ACTIVITY
Please restate each line of the data that follows word for word, skipping any image.
□ □ □ □ □ □ □
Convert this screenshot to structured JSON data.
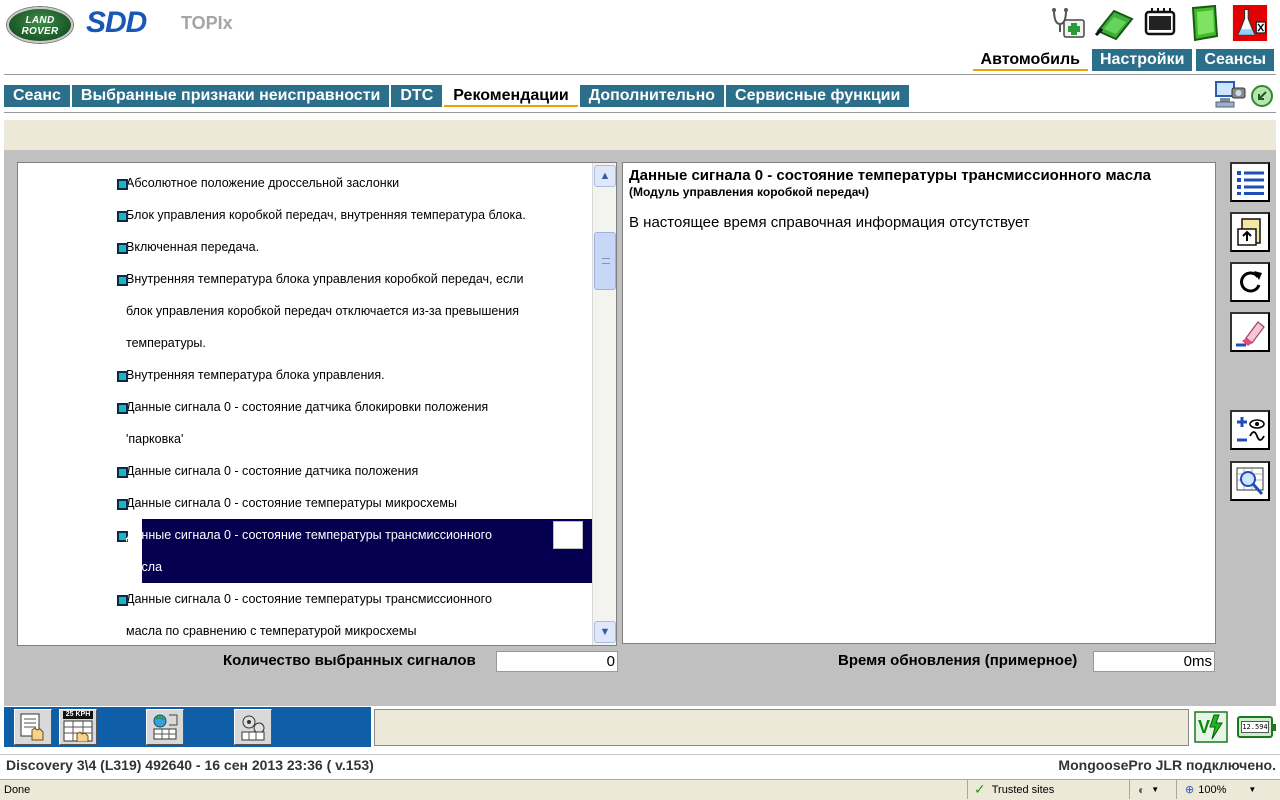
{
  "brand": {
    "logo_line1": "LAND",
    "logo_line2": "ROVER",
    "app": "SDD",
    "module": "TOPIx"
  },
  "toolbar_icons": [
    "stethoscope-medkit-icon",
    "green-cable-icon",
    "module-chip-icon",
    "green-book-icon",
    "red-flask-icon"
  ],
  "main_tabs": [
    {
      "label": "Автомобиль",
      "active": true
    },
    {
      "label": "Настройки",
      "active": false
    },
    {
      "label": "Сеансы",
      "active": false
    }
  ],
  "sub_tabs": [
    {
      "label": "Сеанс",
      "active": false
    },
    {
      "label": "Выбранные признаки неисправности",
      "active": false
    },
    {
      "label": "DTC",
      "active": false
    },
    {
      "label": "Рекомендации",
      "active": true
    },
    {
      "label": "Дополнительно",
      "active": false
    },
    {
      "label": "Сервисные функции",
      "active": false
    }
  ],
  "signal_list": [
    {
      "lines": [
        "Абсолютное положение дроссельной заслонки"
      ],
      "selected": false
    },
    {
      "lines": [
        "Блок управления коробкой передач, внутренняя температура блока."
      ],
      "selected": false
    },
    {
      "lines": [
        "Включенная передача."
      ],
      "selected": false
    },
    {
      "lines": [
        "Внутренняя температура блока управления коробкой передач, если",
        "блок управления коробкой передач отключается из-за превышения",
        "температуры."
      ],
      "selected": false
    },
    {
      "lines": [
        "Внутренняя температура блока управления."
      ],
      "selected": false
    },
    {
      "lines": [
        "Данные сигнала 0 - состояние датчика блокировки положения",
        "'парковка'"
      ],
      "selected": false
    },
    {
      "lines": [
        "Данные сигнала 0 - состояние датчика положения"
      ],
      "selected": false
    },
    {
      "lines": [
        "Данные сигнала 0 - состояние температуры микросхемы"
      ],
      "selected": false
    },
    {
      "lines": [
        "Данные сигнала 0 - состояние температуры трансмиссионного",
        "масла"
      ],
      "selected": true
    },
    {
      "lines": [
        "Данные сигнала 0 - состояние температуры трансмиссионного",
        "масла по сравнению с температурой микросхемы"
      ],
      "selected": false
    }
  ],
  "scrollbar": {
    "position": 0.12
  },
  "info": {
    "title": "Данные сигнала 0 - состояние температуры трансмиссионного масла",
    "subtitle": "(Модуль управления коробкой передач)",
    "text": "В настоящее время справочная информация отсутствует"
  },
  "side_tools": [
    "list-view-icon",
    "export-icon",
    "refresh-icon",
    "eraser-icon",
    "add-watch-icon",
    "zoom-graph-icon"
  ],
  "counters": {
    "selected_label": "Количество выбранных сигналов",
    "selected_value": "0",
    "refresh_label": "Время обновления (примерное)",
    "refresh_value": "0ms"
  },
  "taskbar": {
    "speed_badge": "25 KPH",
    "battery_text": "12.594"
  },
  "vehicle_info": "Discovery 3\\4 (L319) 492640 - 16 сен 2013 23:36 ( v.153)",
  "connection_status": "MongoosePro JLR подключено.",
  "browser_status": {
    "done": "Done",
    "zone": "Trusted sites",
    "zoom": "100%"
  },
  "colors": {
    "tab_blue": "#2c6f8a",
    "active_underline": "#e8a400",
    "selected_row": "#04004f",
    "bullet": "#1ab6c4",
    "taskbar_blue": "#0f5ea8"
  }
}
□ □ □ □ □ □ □
RESPONSE TO THE EXERCISE
Convert this screenshot to structured JSON data.
{
  "brand": {
    "logo_line1": "LAND",
    "logo_line2": "ROVER",
    "app": "SDD",
    "module": "TOPIx"
  },
  "toolbar_icons": [
    "stethoscope-medkit-icon",
    "green-cable-icon",
    "module-chip-icon",
    "green-book-icon",
    "red-flask-icon"
  ],
  "main_tabs": [
    {
      "label": "Автомобиль",
      "active": true
    },
    {
      "label": "Настройки",
      "active": false
    },
    {
      "label": "Сеансы",
      "active": false
    }
  ],
  "sub_tabs": [
    {
      "label": "Сеанс",
      "active": false
    },
    {
      "label": "Выбранные признаки неисправности",
      "active": false
    },
    {
      "label": "DTC",
      "active": false
    },
    {
      "label": "Рекомендации",
      "active": true
    },
    {
      "label": "Дополнительно",
      "active": false
    },
    {
      "label": "Сервисные функции",
      "active": false
    }
  ],
  "signal_list": [
    {
      "lines": [
        "Абсолютное положение дроссельной заслонки"
      ],
      "selected": false
    },
    {
      "lines": [
        "Блок управления коробкой передач, внутренняя температура блока."
      ],
      "selected": false
    },
    {
      "lines": [
        "Включенная передача."
      ],
      "selected": false
    },
    {
      "lines": [
        "Внутренняя температура блока управления коробкой передач, если",
        "блок управления коробкой передач отключается из-за превышения",
        "температуры."
      ],
      "selected": false
    },
    {
      "lines": [
        "Внутренняя температура блока управления."
      ],
      "selected": false
    },
    {
      "lines": [
        "Данные сигнала 0 - состояние датчика блокировки положения",
        "'парковка'"
      ],
      "selected": false
    },
    {
      "lines": [
        "Данные сигнала 0 - состояние датчика положения"
      ],
      "selected": false
    },
    {
      "lines": [
        "Данные сигнала 0 - состояние температуры микросхемы"
      ],
      "selected": false
    },
    {
      "lines": [
        "Данные сигнала 0 - состояние температуры трансмиссионного",
        "масла"
      ],
      "selected": true
    },
    {
      "lines": [
        "Данные сигнала 0 - состояние температуры трансмиссионного",
        "масла по сравнению с температурой микросхемы"
      ],
      "selected": false
    }
  ],
  "scrollbar": {
    "position": 0.12
  },
  "info": {
    "title": "Данные сигнала 0 - состояние температуры трансмиссионного масла",
    "subtitle": "(Модуль управления коробкой передач)",
    "text": "В настоящее время справочная информация отсутствует"
  },
  "side_tools": [
    "list-view-icon",
    "export-icon",
    "refresh-icon",
    "eraser-icon",
    "add-watch-icon",
    "zoom-graph-icon"
  ],
  "counters": {
    "selected_label": "Количество выбранных сигналов",
    "selected_value": "0",
    "refresh_label": "Время обновления (примерное)",
    "refresh_value": "0ms"
  },
  "taskbar": {
    "speed_badge": "25 KPH",
    "battery_text": "12.594"
  },
  "vehicle_info": "Discovery 3\\4 (L319) 492640 - 16 сен 2013 23:36 ( v.153)",
  "connection_status": "MongoosePro JLR подключено.",
  "browser_status": {
    "done": "Done",
    "zone": "Trusted sites",
    "zoom": "100%"
  },
  "colors": {
    "tab_blue": "#2c6f8a",
    "active_underline": "#e8a400",
    "selected_row": "#04004f",
    "bullet": "#1ab6c4",
    "taskbar_blue": "#0f5ea8"
  }
}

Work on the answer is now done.